The Pentagon released secret photos from Guantanamo Bay for the first time. These never-before-seen photos show people entering Guantanamo Bay, the US’s most famous prison facility. They are wearing shackles and blindfolds as well as ear covers. The New York Times requested the photographs in 2002 under the Freedom of Information Act.
Pentagon Release Secret, Un-Seen Photos Of Guantanamo Bay Detainees Arriving In Shackles!
Some prisoners are blindfolded and also wearing duct tape as they are being taken inside the prison. Another photo shows inmates kneeling in front of authorities as they wait for meals.
In several photographs, army officers carry prisoners wearing their orange uniforms as they make their way to the jail. Daily Mail reports that troops found it easy to transport captives at that time, as many of them were hungry and lost weight quickly.
Another photo shows convicts praying on a mat made by the military. One photo shows a medical institution with several detainees still in handcuffs, resting on hospital beds.
According to The New York Times, this is only the second time that the photos have been published. Wikileaks published its first photographs in 2011. These photographs were taken to give Secretary of Defense Donald Rumsfeld (and other Washington leaders) a glimpse at the beginning of wartime detentions and questioning.
The 2002 photos show several scenes in the controversial jail. None of the detainees shown have been identified or legally recognized. Under George W. Bush’s administration, approximately 780 boys and men were transferred to Guantanamo Bay. He called them “the worst of all the worst.”
Only 18 of these prisoners have ever been charged, and only five have been convicted. Thirty-five men are currently in prison, 10 of which are still awaiting trial. Despite the fact that the facility was prohibited from being shut down, President Barack Obama’s administration reduced the number of detainees.
The Daily Mail reports that 17 Guantanamo convicts are still in prison and will be released. Nine of the remaining inmates have been deemed safe and technically sound enough to be released. Camp X-Ray detainees spend a lot of time praying using a mat provided to them by the army as a rug.
Although none of the soldiers have been identified, a 2002 caption indicates that two of them belonged to the 115th Military Police Battalion. This unit was later sent to Abu Ghraib, which is also controversial.

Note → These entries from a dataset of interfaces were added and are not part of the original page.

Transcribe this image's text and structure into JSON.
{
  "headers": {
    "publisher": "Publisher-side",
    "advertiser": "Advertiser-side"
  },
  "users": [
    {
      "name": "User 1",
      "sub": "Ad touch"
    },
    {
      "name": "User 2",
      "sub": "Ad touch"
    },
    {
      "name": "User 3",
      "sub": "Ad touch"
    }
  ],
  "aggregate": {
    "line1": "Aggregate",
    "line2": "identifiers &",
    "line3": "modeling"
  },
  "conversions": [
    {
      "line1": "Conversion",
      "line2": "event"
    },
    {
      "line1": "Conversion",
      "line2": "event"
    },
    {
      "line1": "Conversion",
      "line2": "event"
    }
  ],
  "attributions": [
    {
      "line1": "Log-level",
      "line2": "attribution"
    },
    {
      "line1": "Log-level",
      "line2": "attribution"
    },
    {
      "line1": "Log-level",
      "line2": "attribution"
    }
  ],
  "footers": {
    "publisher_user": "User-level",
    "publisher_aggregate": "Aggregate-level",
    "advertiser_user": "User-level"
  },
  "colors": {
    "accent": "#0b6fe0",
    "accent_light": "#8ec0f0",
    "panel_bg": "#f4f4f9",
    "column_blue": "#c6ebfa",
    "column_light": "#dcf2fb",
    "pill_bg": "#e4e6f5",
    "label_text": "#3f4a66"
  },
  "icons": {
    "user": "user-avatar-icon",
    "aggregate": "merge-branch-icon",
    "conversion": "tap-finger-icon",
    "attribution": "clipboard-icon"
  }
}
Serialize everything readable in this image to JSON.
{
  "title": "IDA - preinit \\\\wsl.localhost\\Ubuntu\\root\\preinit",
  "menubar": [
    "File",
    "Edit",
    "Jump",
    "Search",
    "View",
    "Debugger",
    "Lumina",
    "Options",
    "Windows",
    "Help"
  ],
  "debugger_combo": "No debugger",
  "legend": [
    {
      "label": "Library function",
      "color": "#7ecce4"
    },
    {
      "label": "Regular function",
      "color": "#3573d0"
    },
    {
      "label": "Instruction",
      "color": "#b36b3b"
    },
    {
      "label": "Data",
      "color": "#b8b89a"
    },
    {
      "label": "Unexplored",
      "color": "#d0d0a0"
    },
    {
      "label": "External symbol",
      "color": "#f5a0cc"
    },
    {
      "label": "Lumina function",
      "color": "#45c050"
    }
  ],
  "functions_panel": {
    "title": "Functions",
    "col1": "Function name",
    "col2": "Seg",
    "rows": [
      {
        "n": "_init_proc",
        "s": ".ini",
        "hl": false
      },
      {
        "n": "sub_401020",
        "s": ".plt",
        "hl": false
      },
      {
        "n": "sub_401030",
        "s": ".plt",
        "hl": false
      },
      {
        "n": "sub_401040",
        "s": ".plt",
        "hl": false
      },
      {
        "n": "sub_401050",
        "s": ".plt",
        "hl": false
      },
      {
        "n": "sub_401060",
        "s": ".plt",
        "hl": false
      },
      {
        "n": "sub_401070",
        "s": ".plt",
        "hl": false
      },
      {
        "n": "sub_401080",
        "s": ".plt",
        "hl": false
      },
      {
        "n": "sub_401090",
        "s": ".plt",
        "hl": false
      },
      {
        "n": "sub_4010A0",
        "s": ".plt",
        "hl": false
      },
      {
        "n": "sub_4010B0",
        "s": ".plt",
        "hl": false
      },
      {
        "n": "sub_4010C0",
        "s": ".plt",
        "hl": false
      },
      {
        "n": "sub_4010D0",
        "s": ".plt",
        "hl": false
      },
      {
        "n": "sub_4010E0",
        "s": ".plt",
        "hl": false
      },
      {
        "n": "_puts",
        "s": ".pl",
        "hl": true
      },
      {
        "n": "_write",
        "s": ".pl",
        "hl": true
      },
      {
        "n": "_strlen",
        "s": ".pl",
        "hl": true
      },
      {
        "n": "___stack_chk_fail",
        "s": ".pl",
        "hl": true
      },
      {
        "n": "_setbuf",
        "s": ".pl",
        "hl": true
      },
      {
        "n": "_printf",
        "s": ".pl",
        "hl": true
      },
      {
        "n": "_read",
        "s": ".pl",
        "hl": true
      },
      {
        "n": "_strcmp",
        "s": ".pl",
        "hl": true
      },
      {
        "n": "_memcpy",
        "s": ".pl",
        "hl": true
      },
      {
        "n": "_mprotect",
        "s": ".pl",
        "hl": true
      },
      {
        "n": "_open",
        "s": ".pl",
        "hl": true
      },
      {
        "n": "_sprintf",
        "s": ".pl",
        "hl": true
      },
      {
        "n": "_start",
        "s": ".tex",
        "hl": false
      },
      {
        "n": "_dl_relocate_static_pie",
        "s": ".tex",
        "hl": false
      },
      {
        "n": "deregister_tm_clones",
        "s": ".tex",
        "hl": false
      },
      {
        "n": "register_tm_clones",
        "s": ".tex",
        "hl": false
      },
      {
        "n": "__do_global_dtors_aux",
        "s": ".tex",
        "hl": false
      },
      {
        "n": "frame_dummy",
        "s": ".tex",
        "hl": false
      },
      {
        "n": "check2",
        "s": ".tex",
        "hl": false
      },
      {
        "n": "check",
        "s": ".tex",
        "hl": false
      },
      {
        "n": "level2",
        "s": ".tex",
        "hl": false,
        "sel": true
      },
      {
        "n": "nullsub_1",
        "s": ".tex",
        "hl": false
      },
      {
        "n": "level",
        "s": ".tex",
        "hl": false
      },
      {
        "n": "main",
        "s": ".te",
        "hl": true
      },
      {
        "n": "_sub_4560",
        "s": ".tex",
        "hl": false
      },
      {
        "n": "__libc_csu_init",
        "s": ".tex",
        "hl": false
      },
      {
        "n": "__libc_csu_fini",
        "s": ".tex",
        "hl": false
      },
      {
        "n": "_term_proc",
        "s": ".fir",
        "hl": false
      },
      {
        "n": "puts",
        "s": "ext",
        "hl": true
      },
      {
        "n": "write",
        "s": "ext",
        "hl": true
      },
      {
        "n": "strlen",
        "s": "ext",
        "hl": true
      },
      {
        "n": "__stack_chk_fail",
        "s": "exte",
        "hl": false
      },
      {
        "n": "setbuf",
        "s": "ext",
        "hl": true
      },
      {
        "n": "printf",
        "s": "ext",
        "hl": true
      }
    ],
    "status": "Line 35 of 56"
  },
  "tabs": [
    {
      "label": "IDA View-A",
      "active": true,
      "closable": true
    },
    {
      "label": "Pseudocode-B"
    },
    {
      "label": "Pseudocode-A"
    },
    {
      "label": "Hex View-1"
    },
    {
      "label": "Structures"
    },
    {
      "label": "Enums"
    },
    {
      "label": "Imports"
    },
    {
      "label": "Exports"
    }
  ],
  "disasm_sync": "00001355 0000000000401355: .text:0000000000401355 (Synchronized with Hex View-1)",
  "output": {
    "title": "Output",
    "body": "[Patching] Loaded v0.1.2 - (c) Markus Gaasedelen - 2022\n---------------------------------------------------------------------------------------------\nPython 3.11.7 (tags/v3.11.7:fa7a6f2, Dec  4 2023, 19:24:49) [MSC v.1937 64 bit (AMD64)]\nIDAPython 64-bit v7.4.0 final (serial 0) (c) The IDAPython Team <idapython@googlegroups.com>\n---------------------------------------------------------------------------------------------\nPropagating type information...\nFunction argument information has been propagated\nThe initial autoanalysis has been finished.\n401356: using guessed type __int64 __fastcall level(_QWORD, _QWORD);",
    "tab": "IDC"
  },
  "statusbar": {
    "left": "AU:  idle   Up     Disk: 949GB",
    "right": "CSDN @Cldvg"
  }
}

Fleet Hospital Twenty was the first hospital to treat detainees with various illnesses. On January 11, 2002, the army banned photojournalists from CNN or the Miami Herald, including taking any film. A naval photographer instead took a photo of the 20 first convicts kneeling at Camp X-Ray. This was an early detention camp.
Under President George W. Bush’s watch, Gitmo held 780 boys and men. However, only 18 of the people held at Gitmo have been charged, and only five have been convicted.
Thirty-five men remain behind bars, and ten are available for trial. Although President Barack Obama was unable to close Guantanamo prison, subsequent administrations have slowly reduced the number of prisoners.